Yousif Al-Rawahi:A few years ago we introduced an internet trade finance offering with full security measures, and worked hard to persuade customers to use it. However, they were still apprehensive about the security risk of the digital world. It was, and still is, a culture challenge. The second management generation in Omani corporates who are more IT savvy will, however, push for these changes.
Through our large, well trained trade team of 40 staff, which provides a high level of customer service and correspondent banking relationships, our bank captures almost 80 per cent of the export LC business in the country.
Dr Al-Sabeg: I think the market is ready to embrace technology; however, there is a shortfall among Omani banks. What Oman needs is a lead bank that introduces, promotes and supports technology. One of the big problems with Omani banks is the lack of customer service empowered with the latest technologies.
Yousif Al-Rawahi: Top management sponsorship, supported by proper staff training both domestically and internationally, are two important factors that will contribute towards enhancing customer service.

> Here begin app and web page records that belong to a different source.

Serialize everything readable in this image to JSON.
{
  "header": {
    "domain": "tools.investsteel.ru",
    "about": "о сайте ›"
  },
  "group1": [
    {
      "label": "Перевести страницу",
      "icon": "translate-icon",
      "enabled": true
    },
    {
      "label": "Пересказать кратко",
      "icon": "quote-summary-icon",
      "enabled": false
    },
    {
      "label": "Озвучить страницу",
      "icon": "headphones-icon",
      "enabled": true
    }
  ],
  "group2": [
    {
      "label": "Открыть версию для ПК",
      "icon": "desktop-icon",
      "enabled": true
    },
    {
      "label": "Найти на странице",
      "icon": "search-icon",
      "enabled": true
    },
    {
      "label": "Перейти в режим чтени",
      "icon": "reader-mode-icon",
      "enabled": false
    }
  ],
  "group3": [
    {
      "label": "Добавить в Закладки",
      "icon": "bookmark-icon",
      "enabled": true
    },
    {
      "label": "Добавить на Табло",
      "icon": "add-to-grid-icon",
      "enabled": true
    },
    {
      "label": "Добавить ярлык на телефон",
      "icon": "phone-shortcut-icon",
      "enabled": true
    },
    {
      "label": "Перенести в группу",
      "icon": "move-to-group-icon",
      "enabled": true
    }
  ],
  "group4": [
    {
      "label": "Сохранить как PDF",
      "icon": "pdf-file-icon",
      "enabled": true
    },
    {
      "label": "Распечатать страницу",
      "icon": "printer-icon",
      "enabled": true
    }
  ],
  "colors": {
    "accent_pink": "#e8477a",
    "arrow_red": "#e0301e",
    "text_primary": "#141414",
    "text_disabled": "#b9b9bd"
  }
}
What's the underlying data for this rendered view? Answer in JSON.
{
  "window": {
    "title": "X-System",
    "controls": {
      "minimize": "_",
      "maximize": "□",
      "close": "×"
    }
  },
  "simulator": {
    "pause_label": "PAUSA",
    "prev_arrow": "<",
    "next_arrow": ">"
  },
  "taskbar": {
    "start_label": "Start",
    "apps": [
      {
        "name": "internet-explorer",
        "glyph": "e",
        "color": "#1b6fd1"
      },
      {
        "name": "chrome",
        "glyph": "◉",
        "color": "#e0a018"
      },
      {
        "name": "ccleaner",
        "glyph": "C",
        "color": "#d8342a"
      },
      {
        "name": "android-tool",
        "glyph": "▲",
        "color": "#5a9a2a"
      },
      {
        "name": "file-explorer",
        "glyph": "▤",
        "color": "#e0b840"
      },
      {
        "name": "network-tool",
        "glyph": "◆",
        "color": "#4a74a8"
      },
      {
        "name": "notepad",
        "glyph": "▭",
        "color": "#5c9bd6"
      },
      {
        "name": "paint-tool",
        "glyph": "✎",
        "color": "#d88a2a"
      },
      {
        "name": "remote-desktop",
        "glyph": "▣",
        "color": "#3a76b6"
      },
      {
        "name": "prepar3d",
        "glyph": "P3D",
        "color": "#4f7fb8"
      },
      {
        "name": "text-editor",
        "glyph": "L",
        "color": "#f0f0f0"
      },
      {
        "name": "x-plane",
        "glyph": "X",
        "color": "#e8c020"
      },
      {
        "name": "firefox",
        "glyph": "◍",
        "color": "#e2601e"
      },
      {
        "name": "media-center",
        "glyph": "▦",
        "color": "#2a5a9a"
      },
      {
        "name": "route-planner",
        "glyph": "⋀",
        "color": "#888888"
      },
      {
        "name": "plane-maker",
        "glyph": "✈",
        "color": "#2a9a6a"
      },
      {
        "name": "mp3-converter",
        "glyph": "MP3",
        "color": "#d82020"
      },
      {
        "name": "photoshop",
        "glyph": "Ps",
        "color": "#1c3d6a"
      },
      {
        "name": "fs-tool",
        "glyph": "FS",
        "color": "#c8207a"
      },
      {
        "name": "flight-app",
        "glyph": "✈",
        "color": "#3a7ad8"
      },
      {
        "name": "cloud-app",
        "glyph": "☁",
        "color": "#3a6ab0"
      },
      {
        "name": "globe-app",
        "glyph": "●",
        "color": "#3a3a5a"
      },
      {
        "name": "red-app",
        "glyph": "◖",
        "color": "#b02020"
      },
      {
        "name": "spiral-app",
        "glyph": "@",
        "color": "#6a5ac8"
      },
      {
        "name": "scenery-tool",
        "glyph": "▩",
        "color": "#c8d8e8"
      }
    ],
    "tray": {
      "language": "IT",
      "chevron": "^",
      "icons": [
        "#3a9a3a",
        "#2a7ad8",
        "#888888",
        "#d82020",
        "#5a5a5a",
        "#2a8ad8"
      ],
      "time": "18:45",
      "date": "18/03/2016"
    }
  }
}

Bana Akkad Azhari: How do you see international banks playing a role and contributing towards training? For example, by sharing insights gleaned from other regions, or product-related expertise, or the encouragement of greater market dialogue around such developments?
Yousif Al-Rawahi: International banks can help a great deal through workshops and product training sessions. Roundtables, such as ours today, are vital in helping share “the international experience” with Omani banks. In our trade operation we are always hiring fresh graduates. Then we invest the time to train them regarding trade and over the years we have managed to supply the market with local talent.
Cash&Trade: How are corporate cash management strategies evolving, and in order to meet changing needs and preferences do local banks need to be able to provide a broader set of cash-management solutions?
Yousif Al-Rawahi: Omani banks need to increase their technology offerings, whilst at the same time the government needs to continue automating its activities with the public as much as possible.
Dr Al-Sabeg: Take the biggest company in Oman: PDO (Petroleum Development of Oman). In the past 10 years, it was always done via a file-shared arrangement with the banks executing the wire transfer transactions. Then only recently it switched into more semi-automatic treasury transactions with the main banks they deal with. Most of the efforts required to achieve this initiative came from PDO itself and not the banks. The transition to a fully automatic financial transaction lies with the Omani banks and their capabilities including technology offerings. However, they are not there yet and we do not have a leading bank to raise the bar.
Khalid Al Lawati:Years ago we offered the market automated solutions. However, the most challenging area remains a cultural one. We still have first generation management holding key positions in large corporates, as well as in the government, and they tend to shy away from technology as they are not IT savvy. With His Majesty’s vision encouraging information technology and communication, the market started adopting technology between banks and their customers, and we have started to see an increase in the take-up of banking technology offerings.